Website and app data records
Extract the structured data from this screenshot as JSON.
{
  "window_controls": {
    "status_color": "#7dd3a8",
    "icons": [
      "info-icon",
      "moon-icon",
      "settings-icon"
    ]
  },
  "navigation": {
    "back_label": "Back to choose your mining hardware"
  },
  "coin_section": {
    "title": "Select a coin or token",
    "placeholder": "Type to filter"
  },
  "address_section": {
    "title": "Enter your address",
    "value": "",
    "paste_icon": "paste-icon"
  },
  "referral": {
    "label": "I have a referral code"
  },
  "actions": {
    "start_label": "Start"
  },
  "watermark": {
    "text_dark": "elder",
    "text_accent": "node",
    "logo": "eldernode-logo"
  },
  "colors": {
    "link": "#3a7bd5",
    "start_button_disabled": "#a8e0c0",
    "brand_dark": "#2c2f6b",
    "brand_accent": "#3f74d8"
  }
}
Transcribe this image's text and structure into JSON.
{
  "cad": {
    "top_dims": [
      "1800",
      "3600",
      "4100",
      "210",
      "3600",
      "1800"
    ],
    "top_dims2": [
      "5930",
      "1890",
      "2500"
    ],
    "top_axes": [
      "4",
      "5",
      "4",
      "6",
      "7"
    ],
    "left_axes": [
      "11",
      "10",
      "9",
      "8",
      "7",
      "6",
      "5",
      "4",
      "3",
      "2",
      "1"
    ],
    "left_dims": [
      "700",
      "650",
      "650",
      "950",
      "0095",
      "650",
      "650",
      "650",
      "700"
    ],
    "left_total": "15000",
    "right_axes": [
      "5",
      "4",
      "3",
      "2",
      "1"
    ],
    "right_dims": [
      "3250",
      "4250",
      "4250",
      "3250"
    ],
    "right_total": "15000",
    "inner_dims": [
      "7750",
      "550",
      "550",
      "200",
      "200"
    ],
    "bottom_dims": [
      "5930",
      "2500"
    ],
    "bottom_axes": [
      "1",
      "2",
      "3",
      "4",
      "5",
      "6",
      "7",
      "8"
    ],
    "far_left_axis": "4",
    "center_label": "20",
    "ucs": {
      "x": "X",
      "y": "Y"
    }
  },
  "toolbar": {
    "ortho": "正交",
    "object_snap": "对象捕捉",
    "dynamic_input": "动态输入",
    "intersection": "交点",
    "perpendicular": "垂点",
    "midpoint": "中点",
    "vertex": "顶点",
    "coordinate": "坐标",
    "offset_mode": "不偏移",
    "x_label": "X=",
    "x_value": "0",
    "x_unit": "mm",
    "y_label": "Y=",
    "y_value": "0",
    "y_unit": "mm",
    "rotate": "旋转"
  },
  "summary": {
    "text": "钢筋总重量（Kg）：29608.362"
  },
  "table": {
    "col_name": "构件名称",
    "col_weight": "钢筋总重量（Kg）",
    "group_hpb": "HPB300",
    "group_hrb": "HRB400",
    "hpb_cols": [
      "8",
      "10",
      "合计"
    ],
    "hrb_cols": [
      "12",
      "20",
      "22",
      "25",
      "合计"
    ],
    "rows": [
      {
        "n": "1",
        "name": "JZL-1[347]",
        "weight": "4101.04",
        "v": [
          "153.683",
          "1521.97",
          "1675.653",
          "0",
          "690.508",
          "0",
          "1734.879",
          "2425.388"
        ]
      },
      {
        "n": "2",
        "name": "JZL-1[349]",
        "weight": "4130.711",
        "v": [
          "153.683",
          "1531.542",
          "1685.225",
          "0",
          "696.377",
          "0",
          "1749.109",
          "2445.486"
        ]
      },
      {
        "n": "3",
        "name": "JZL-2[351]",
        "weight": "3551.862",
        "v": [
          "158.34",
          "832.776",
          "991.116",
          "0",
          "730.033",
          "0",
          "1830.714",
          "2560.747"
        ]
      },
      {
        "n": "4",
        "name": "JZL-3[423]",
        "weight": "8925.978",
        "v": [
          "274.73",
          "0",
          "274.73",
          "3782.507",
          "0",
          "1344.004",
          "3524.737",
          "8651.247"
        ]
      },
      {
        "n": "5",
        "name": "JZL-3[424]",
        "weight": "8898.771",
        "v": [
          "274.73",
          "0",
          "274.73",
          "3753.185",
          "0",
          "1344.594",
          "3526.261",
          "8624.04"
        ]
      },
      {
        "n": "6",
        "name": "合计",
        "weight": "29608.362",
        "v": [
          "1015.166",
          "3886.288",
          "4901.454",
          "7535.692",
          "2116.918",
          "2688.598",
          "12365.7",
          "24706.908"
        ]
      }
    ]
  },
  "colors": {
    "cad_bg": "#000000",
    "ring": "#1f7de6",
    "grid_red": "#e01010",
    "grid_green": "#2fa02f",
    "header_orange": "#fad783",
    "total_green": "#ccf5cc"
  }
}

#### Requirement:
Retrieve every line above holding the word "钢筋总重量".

#### Answer space:
    "text": "钢筋总重量（Kg）：29608.362"
    "col_weight": "钢筋总重量（Kg）",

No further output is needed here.